On our second day in Yunnan, we visited two different factories. The first factory was mainly producing artisan black tea and the second producing pressed brick tea.
The first factory we visited produced several types of tea including Golden Snow, Yunnan Pi Lo Chun and Golden Pagoda. Our supplier Mr Zhou, only buys artisan black teas from here however, the other teas were also being processed during our visit.
When we first arrived at the factory, as is customary, we were invited taste teas with the factory owners before beginning our tour of the main processing area. The tea we tasted was called Golden Snow, which is a very high grade black tea consisting of one leaf and one bud. Golden Snow tea is rolled into ball shapes using a large wok-like machine. This is the same kind of machine that is used to make Pinhead Gunpowder. After the tea is rolled and dried, dust is removed from the tea using a special machine that is turned by hand.
Like the factory we visited the day before, which was processing Yunnan Green Tea, there were two large troughs with freshly picked green tea spread out in them.
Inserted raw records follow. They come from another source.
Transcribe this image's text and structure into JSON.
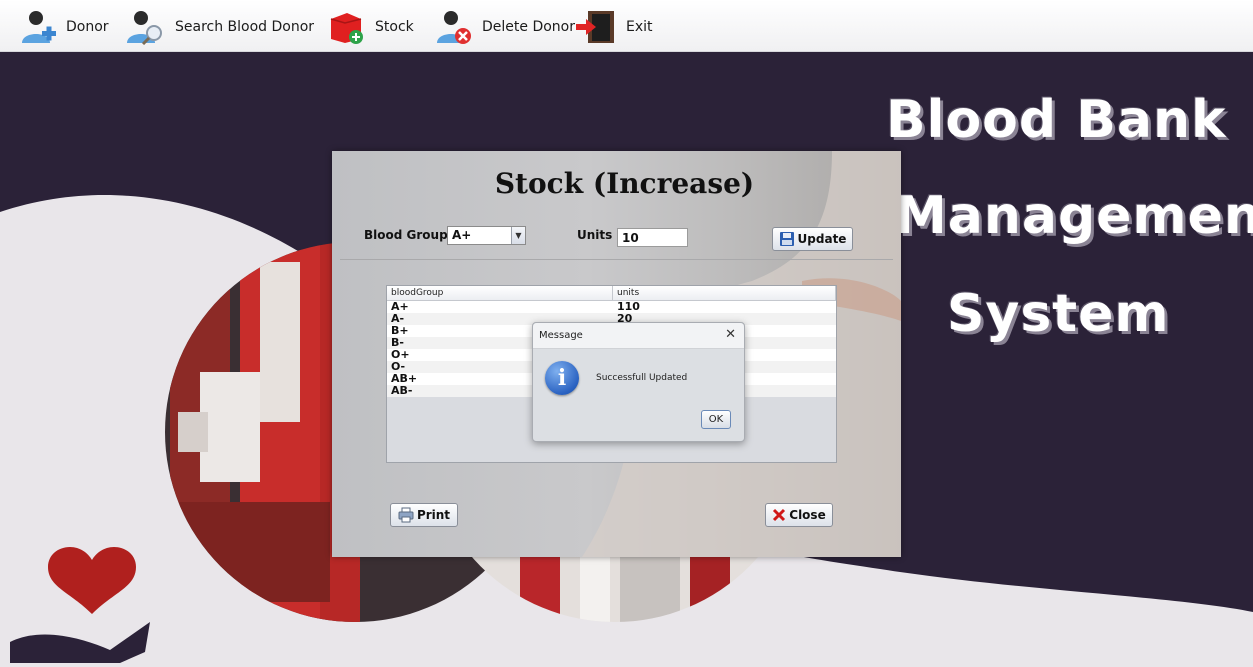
{
  "menubar": {
    "items": [
      {
        "label": "Donor"
      },
      {
        "label": "Search Blood Donor"
      },
      {
        "label": "Stock"
      },
      {
        "label": "Delete Donor"
      },
      {
        "label": "Exit"
      }
    ]
  },
  "background": {
    "title_lines": [
      "Blood Bank",
      "Management",
      "System"
    ]
  },
  "stock": {
    "title": "Stock (Increase)",
    "blood_group_label": "Blood Group",
    "blood_group_value": "A+",
    "units_label": "Units",
    "units_value": "10",
    "update_label": "Update",
    "print_label": "Print",
    "close_label": "Close",
    "table": {
      "columns": [
        "bloodGroup",
        "units"
      ],
      "rows": [
        [
          "A+",
          "110"
        ],
        [
          "A-",
          "20"
        ],
        [
          "B+",
          ""
        ],
        [
          "B-",
          ""
        ],
        [
          "O+",
          ""
        ],
        [
          "O-",
          ""
        ],
        [
          "AB+",
          ""
        ],
        [
          "AB-",
          ""
        ]
      ]
    }
  },
  "dialog": {
    "title": "Message",
    "message": "Successfull Updated",
    "ok_label": "OK",
    "close_symbol": "✕",
    "icon": "info-icon"
  },
  "colors": {
    "background_dark": "#2b2238",
    "background_light": "#e9e6ea",
    "accent_red": "#b0201e"
  }
}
The difference this time was that the tea was being allowed to oxidise and ferment making it black. Black tea is made by allowing the green tea leaves to react with the air after picking. Chemicals that naturally occur in the leaves start a fermentation process turning the leaves a dark brown colour. The black tea is used to make Golden Snow and Golden Pagoda, an artisan tea that is hand tied to resemble a bamboo shoot
This factory also produces green tea and today the factory was processing a batch of Yunnan Pi lo Chun, a tea which is traditionally made in Jiangsu province but made here too.
During some tea production and particularly after drying, the tea can contain lots of dust particles. In some factories, dust is removed using an automatic machine but in this factory the dust was removed using a hand operated machine.
All of the heat required for steaming and drying of tea at his factory is produced from burning wood - this is very common in smaller tea factories. Larger more industrial tea factories may use other sources of heat, the hot air is blown from the furnace in the to drying and steaming machines.
The second factory we visited was an artisan tea brick factory. Here they make all different shapes of tea bricks out of the loose leaf tea and sometimes with added flowers.
The tea that is used is a medium grade tea. Most of the bricks that are made here are for novelty value - one of the most common uses is for display and scenting a room like pot pouri. Our tea suppliers had bricks with their company logo made to celebrate 10 years in business. Some of the tea bricks are very elaborate with computerised 3D designs being used to make tea statues.
The tea leaves are steamed to make them supple before being placed into moulds. The tea is then pressed hard in to the moulds using a special machine. While we were visiting, the factory was producing valentines hearts with green tea and carnation flowers.
April 21st was National Tea Day. It has been set up to celebrate and promote tea culture in the UK. What better tea to celebrate than Kinnettles Gold grown right here in Scotland.
There are only 2kg manufactured each year, which accounts for the high price and it was the first commercially available black tea genuinely made in Scotland.
I thought I should write about the current situation with Corona virus and how it already having an impact on our business.
Please continue to support your small local and independent businesses. We rely on you wholeheartedly and if we don’t say it enough we are genuinely grateful to have you as our customers.